**What you are asked to do**
The answer should consist of each line from the data below that includes "location".

[Data records for software interfaces]
------

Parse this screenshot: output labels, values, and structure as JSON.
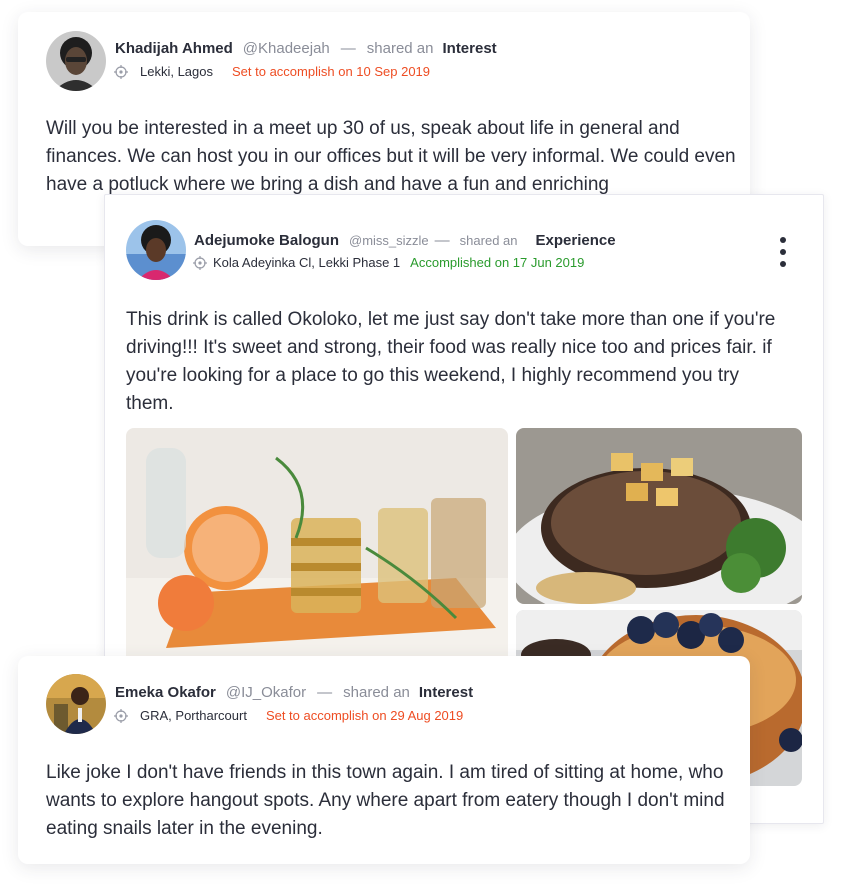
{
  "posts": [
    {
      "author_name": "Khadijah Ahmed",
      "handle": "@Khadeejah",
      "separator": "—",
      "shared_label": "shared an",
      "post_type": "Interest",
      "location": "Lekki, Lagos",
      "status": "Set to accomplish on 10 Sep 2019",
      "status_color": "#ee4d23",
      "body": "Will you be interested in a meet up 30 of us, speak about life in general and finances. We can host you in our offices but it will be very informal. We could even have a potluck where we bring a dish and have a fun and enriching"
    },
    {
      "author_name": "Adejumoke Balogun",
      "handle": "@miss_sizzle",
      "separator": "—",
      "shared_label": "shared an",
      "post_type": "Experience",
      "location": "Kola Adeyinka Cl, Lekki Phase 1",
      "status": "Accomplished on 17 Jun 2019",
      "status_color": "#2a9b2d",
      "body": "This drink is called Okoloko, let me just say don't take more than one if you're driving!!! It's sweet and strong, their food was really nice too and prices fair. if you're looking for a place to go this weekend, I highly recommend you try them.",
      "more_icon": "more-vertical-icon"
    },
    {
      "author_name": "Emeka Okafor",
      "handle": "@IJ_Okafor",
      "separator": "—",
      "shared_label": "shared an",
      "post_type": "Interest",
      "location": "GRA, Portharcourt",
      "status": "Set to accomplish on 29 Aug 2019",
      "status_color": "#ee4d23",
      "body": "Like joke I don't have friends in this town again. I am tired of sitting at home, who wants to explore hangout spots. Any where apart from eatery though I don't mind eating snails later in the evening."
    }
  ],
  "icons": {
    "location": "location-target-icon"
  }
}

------

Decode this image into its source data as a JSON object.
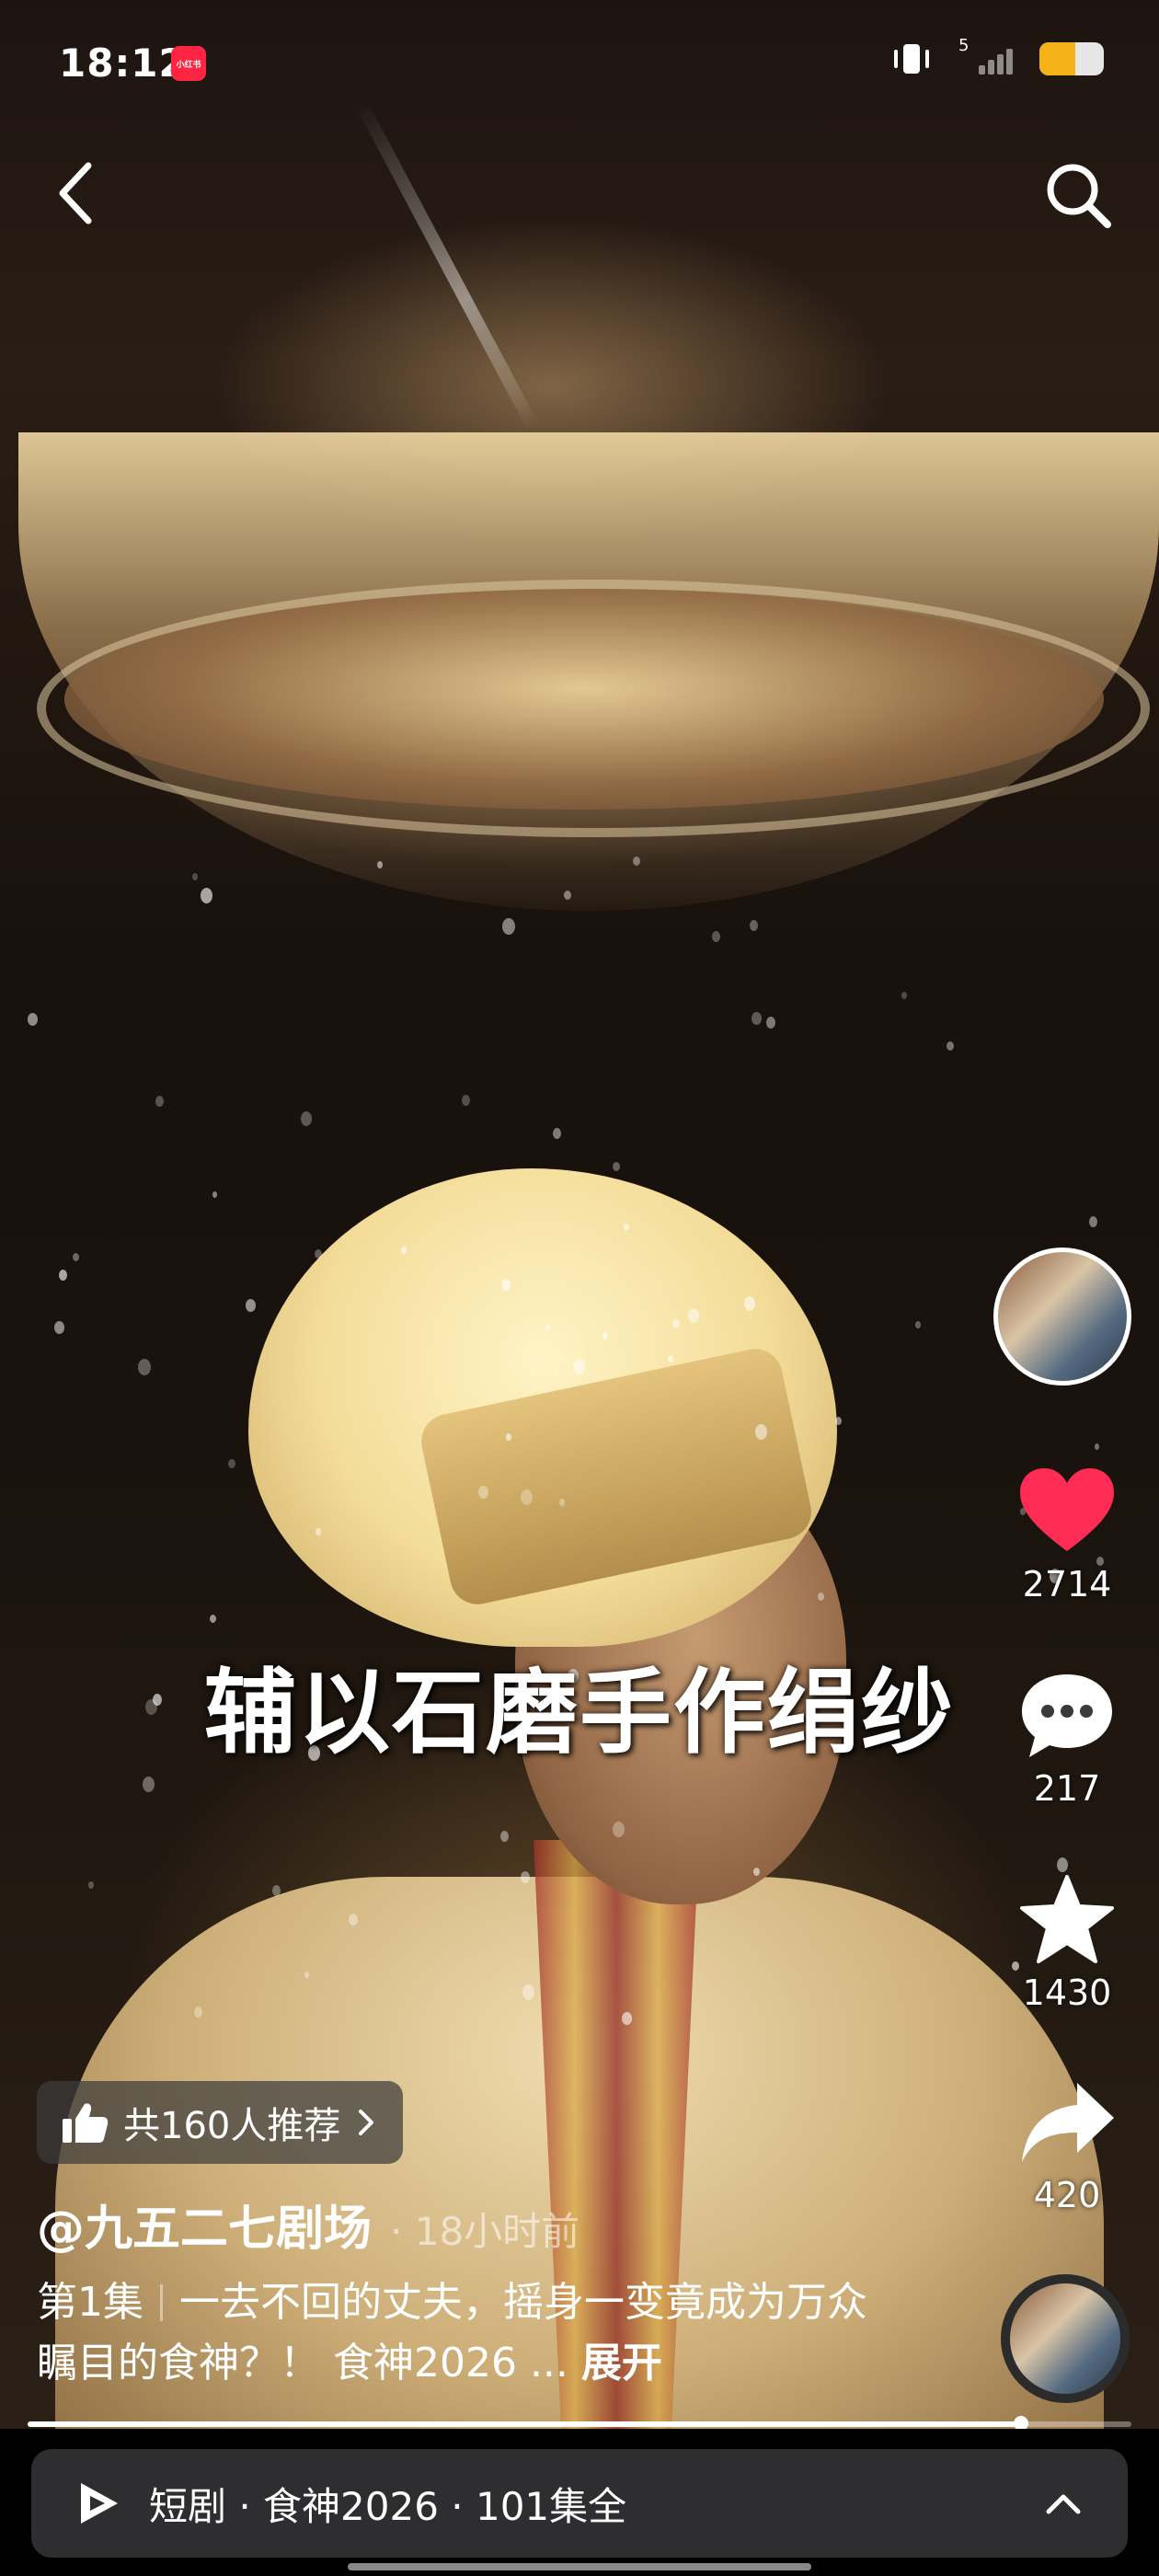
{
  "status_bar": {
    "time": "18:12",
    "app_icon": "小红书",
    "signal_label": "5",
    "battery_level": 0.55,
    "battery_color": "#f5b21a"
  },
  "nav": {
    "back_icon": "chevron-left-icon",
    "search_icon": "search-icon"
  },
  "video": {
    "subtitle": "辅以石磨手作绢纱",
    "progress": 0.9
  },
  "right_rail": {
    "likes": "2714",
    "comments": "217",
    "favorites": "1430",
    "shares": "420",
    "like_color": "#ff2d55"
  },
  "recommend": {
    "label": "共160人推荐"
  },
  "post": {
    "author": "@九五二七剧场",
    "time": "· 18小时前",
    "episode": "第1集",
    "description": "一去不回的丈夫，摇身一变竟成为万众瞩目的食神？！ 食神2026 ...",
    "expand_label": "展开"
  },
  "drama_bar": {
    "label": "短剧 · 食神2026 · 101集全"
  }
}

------

**Solution**
      "location": "Lekki, Lagos",
      "location": "Kola Adeyinka Cl, Lekki Phase 1",
      "location": "GRA, Portharcourt",
    "location": "location-target-icon"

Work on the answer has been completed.